After spending two days in the nation’s capital meeting with President Donald Trump and key members of his administration, Morehouse College President John Wilson Jr. now says the “historic” sit-down with the president was nothing more than a photo op with “the African-Americans” at the White House.
In a less-than-enthusiastic statement released Thursday, March 2, Wilson acknowledged that, initially, he and the other 100+ HBCU leaders were excited to hear the Trump administration’s plans to show favor to the nation’s historically Black colleges and universities, specifically in the form of additional federal funding. He figured that since former President Obama had previously invested $3 billion in HBCUs during his first six years in office, surely President Trump would invest at least another $500 million in the financially strapped schools.
The disputed president has repeatedly pledged to “do more for HBCUs than any other president has done before,” so it was time to see if Trump would actually put his money where his mouth is.
“Besides the expectation of new funding, there was advance talk of changes like an aspirational goal of 5 to 10 percent for federal agency funding to HBCUs, a special HBCU innovation fund, large boosts in Pell Grant and Title III funding, and extra tax breaks for those in the private sector who contribute to HBCUs,” Wilson wrote.
To his disappointment, however, Wilson said rather than signing an executive order that would produce such outcomes, Trump merely moved the HBCU initiative from the Education Department to the Executive Office of the President. No additional funding. No tax breaks. Nada.
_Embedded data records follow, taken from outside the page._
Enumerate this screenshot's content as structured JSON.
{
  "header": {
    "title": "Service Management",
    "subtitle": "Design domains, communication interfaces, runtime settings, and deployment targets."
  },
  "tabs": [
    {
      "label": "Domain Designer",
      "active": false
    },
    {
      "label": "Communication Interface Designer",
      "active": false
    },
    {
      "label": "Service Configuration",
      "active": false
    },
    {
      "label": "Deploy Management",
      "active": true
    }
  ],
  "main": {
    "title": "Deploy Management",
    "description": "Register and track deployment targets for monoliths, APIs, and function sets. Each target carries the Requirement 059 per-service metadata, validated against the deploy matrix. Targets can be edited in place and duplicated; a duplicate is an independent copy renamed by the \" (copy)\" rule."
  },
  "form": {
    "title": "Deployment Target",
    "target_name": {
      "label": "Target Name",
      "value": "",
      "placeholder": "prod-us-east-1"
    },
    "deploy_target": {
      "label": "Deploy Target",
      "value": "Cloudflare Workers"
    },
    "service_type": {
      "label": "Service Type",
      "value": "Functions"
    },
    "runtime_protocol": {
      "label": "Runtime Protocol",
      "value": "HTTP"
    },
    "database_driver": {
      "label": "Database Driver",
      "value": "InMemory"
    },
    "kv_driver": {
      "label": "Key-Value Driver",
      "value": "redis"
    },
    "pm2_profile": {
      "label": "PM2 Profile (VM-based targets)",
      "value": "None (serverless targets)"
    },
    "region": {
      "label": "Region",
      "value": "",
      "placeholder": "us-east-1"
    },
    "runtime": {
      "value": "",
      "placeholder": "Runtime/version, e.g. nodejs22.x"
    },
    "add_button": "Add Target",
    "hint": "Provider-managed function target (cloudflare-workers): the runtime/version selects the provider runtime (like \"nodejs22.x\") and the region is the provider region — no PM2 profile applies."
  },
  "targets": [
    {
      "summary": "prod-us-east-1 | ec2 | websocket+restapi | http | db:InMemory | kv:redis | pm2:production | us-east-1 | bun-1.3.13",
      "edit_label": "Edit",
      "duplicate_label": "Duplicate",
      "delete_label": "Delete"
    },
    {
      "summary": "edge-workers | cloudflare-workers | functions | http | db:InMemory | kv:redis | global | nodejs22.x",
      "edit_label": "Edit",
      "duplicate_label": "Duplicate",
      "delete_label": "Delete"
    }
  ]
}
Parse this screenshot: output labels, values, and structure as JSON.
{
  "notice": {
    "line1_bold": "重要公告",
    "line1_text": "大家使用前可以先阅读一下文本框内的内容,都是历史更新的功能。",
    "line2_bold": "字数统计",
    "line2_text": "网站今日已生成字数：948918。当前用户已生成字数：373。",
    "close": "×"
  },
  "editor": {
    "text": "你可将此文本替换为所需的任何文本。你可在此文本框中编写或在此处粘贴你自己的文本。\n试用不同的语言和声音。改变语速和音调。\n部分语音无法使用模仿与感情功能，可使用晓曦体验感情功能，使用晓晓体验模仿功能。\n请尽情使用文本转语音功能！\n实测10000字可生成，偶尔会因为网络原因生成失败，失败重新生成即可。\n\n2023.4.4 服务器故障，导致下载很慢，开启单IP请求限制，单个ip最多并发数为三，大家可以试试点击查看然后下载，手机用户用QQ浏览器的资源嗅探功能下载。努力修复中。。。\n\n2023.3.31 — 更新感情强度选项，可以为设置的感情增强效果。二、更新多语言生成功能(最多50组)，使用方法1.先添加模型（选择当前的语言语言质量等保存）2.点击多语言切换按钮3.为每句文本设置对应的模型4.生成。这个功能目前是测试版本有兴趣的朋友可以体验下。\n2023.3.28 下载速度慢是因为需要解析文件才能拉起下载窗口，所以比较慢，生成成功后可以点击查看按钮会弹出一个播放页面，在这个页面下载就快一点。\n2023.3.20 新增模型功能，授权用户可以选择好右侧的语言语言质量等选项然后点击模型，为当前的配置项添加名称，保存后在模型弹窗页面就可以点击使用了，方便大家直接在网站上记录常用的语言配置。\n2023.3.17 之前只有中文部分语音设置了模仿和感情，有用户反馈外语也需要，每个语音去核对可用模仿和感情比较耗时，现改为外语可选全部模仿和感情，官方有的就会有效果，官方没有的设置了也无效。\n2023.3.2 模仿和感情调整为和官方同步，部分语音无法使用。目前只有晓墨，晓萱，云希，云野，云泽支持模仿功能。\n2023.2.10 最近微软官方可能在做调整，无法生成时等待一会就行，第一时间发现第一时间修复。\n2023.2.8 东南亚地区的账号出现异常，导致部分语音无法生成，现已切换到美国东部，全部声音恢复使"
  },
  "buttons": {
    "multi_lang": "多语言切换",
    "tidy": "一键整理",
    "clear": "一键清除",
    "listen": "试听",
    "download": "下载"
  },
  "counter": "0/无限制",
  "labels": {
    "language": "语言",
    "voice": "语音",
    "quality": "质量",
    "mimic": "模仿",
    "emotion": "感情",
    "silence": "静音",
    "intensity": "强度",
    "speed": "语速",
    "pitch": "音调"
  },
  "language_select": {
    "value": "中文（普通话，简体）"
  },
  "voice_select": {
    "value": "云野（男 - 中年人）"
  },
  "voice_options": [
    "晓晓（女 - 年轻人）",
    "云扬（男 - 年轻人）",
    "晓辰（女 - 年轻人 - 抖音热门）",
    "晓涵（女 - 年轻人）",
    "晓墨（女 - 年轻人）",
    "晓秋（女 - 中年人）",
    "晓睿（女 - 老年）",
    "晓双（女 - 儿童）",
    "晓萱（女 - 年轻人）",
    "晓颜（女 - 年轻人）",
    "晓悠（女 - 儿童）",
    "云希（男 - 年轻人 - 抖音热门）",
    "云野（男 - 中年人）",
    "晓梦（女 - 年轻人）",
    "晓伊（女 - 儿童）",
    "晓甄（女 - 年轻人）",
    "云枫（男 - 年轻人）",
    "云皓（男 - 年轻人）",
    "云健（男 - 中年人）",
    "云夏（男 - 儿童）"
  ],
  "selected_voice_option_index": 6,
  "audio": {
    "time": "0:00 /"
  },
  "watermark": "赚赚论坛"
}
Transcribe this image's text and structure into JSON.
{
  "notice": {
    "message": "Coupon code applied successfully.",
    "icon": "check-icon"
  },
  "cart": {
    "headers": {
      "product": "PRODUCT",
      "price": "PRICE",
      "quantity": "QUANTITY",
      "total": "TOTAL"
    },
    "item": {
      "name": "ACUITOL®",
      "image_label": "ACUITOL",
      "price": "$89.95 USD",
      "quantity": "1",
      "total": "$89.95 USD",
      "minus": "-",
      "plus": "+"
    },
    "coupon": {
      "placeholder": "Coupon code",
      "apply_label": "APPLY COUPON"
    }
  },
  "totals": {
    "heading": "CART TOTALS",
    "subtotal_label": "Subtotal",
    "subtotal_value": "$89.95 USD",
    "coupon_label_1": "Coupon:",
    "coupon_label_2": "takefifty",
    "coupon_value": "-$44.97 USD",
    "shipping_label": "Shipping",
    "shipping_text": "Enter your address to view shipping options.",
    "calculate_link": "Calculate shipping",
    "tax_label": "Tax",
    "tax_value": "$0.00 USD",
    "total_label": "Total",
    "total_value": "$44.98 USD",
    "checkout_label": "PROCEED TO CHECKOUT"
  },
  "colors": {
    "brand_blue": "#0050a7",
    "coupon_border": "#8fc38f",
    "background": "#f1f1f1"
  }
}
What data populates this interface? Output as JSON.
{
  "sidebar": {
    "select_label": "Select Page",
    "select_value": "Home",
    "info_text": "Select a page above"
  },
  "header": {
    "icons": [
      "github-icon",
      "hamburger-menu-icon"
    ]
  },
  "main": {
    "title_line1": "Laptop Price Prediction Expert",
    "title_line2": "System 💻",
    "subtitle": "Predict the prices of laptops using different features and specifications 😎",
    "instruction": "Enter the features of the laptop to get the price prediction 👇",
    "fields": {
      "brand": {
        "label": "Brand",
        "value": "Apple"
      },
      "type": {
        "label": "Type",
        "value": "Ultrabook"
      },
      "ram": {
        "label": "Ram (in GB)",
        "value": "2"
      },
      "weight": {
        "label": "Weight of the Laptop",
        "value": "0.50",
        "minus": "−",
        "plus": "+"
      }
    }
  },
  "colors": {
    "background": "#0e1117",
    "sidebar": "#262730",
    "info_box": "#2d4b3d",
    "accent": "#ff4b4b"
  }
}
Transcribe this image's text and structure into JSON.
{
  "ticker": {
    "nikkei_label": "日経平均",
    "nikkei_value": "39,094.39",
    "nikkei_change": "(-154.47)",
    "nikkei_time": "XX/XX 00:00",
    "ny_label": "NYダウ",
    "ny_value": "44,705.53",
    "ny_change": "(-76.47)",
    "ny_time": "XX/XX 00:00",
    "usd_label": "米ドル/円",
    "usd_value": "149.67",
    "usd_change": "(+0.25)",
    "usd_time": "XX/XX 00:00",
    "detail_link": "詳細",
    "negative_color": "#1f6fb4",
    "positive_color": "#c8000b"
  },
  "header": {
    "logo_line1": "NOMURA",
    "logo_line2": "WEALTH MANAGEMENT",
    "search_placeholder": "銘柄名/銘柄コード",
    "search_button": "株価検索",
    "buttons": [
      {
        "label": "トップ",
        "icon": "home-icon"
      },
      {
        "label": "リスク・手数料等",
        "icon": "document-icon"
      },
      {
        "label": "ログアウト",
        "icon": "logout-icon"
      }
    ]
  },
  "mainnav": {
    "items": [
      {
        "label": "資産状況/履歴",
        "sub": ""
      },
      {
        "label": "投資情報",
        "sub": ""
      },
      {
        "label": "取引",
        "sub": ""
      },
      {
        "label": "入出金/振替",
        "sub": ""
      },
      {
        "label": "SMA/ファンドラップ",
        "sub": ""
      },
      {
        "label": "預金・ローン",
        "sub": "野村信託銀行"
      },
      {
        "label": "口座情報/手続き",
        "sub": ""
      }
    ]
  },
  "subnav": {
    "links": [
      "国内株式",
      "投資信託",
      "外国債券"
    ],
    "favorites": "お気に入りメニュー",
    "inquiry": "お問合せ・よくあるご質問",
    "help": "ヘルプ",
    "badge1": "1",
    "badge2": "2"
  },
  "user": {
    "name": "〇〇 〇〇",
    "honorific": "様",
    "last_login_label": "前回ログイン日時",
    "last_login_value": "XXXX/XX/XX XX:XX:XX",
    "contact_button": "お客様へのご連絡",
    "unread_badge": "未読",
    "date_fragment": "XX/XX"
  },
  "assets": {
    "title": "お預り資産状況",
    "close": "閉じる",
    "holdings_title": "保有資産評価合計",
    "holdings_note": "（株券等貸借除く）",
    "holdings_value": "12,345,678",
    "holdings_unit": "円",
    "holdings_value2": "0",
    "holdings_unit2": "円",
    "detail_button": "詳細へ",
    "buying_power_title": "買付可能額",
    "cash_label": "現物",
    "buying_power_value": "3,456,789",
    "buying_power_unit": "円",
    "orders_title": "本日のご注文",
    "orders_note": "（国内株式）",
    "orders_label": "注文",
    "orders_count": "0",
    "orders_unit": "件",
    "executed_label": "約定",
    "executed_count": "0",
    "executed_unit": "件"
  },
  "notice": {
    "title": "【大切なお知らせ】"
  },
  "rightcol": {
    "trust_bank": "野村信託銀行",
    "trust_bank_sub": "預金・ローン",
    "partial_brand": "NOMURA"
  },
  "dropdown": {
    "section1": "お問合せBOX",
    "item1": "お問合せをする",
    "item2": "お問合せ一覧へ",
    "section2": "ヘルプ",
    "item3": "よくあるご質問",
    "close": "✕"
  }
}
“It is not possible to measure the impact of this gesture anytime soon, if ever,” the HBCU president wrote.
Wilson then ripped into contested Education Secretary Betsy DeVos, who, during a special luncheon at the Library of Congress Feb. 28, suggested that historically Black colleges were created because “there were too many students in America who didn’t have equal access to education,” completely ignoring the fact that it ultimately was racist Jim Crow laws that kept Black students from receiving said education.
“HBCUs were not created because the four million newly freed Blacks were unhappy with the choices they had,” Wilson asserted. “They were created because they had no choices at all.
“That is not just a very important distinction, it is profoundly important,” he continued. “Why? Because if one does not understand the crippling and extended horrors of slavery, then how can one really understand the subsequent history and struggle of African-Americans or the current necessities and imperatives that grow out of that history and struggle?”
The Morehouse president wasn’t the only HBCU leader disappointed with last week’s meetings. Walter M. Kimbrough, president of Dillard University in New Orleans, also wrote a statement expressing frustration with the the way things went down, explaining that university leaders were initially told they’d be meeting with Secretary DeVos and a number of federal agencies but were instead ushered into the Oval Office to meet with Trump. Their plans of telling key government leaders more about the importance of HBCUs were essentially derailed.
“I’m still processing that entire experience,” Kimbrough wrote. “But, needless to say that [meeting with Trump] threw the day off and there was very little listening to HBCU presidents today. We were only given about two minutes each and that was cut to one minute, so only about seven of maybe 15 or so speakers were given an opportunity today.”
Only time will tell how committed the Trump administration is to helping HBCUs, according to Wilson. He called the meetings a “troubling start” to what was expected to be a productive relationship but said he and other HBCU leaders would continue pushing for the funding needed to help HBCUs succeed.
“Trust that the HBCU community will continue to press for the kind of funding that educational excellence and national competitiveness require!” he concluded.